Some of the images are from my sketchbook, yes, but as I stated in my blog, I do not think I have used this well enough during this part of the course.  As I said earlier, I have now invested in a hardback sketchbook of A5 size and shall carry it with me everywhere, drawing anything and everything which catches my eye – whether relevant to the current part of my course or not – and work on improving my measuring and perspectives.  I am also going to go back and have a play with the various mediums, but with no apparent piece in mind – this way I cannot be tempted to ‘prettify’ and finalise the experiments beyond being just that – an experiment.


Context, reflective thinking, critical thinking, analysis

You clearly enjoy reading about artists and your analysis of Redon’s work and the comparative study is analysed well. Do look at the artists I have suggested to help your current work to improve. Also, go to exhibitions, watch documentaries, read behind other artists work independently. The more you look and read, the more you can allow yourself to move on and build up your contextual understanding. Keep referring to the assessment criteria to self-assess. This is good practice.

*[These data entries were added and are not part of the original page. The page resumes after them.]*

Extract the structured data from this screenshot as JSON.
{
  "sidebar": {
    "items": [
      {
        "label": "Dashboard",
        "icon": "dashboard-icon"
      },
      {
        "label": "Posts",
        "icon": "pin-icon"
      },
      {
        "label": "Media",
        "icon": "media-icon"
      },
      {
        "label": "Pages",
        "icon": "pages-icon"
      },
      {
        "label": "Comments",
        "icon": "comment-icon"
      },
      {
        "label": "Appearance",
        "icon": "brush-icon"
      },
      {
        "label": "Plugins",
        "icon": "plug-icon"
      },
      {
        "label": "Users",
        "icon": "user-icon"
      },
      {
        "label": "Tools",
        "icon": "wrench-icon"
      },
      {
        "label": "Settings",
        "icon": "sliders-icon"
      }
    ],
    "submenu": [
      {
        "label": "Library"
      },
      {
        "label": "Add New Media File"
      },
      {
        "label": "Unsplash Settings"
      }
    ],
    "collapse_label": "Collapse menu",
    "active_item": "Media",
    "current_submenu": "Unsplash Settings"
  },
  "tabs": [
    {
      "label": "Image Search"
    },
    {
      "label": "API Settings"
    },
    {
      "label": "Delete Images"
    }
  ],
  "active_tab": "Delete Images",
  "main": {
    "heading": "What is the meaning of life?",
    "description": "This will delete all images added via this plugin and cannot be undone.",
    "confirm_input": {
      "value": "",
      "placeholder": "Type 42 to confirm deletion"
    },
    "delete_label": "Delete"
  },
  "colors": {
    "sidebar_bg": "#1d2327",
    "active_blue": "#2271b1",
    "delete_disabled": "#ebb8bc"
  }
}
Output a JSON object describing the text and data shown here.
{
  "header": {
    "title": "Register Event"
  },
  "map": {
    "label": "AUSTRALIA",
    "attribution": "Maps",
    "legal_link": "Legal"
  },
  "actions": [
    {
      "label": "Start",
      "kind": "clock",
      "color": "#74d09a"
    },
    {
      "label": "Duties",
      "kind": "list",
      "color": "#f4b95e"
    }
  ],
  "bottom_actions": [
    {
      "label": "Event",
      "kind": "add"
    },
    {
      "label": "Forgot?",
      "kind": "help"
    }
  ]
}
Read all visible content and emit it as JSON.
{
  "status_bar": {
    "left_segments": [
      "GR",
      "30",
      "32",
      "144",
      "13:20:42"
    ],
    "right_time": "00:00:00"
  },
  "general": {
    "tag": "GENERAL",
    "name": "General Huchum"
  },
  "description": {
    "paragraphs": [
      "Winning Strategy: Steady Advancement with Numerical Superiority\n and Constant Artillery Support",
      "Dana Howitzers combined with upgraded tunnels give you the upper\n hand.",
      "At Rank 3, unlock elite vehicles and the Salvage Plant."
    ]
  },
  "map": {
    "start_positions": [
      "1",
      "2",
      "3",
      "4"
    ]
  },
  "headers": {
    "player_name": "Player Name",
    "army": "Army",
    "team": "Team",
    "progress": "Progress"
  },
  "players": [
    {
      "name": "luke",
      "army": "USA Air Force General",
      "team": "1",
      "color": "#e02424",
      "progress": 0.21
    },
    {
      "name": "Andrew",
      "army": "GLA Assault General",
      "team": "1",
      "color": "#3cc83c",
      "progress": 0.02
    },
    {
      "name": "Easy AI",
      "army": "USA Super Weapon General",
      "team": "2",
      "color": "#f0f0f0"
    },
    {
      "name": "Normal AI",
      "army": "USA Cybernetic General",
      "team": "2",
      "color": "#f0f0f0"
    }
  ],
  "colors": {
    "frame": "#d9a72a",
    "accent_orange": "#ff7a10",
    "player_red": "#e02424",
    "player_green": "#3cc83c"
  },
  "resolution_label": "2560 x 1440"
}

I really have enjoyed reading about the artists and am actually wondering now whether I would prefer to change my path to History of Art!  I find it hard to find time to go to museums, but will try to work this in to my schedule.  Most notably, I would really like to go to the Leonardo da Vinci exhibition and will take my sketchbook and scribble away!

Learning Logs or Blogs/Critical essays

Context, reflective thinking, critical thinking, analysis

Your learning log is self-reflective and in-depth. You have given insight into your intentions; understanding of the fundamentals of drawing and seen where you need to improve. Make sure you listen to your own improvements and apply them to your work. Your commentary is substantial for this level and you have documented your progress well.

I’m really pleased with this feedback, though the word ‘substantial’ rather threw me as to whether it was a positive or a negative, but decided to settle on a positive and not spend too much time overthinking!

Suggested Reading / Viewing


  • Giorgio Morandi drawings of still-lifes- keeping it simple and looking at measurements of objects.
  • Henry Moore- sheep drawings- look at the lighter cross-hatching technique to depict tone and form.
  • Giacometti- look at how he observes accurately but also depicting a more expressive style.
  • Paul Cezanne (still-lifes)- look at his work for depth and composition.

The artists recommended are so exciting and interesting and seem to suit me completely!  I will do some in-depth research into them all.

Strengths / Areas for Development

You work well with expressive media and with blocks of tone (3 vases). Don’t feel like you have to finish work and make them over polished. Keep this way of working but use reductive drawing to show lighter tones so you are not so heavy handed.

You have exciting and meaningful objects when it comes to your compositions. Break these down so you are concentrating on the fundamentals of drawing, especially tone, measurements and scale. You have different approaches to creating

shadow to depict tone so keep investigating this.  Angles, viewpoints and perspective need work so the work has more accuracy. Your learning log is in depth and you have been self-reflective. Research the artists I have suggested so you can see what I refer to with depth in your still-lifes.

From this, I have taken on board all of the comments, but most notably the ones relating to being less heavy-handed, concentrating on improving my skills in tone, measurement, scale, angles, viewpoints and perspective.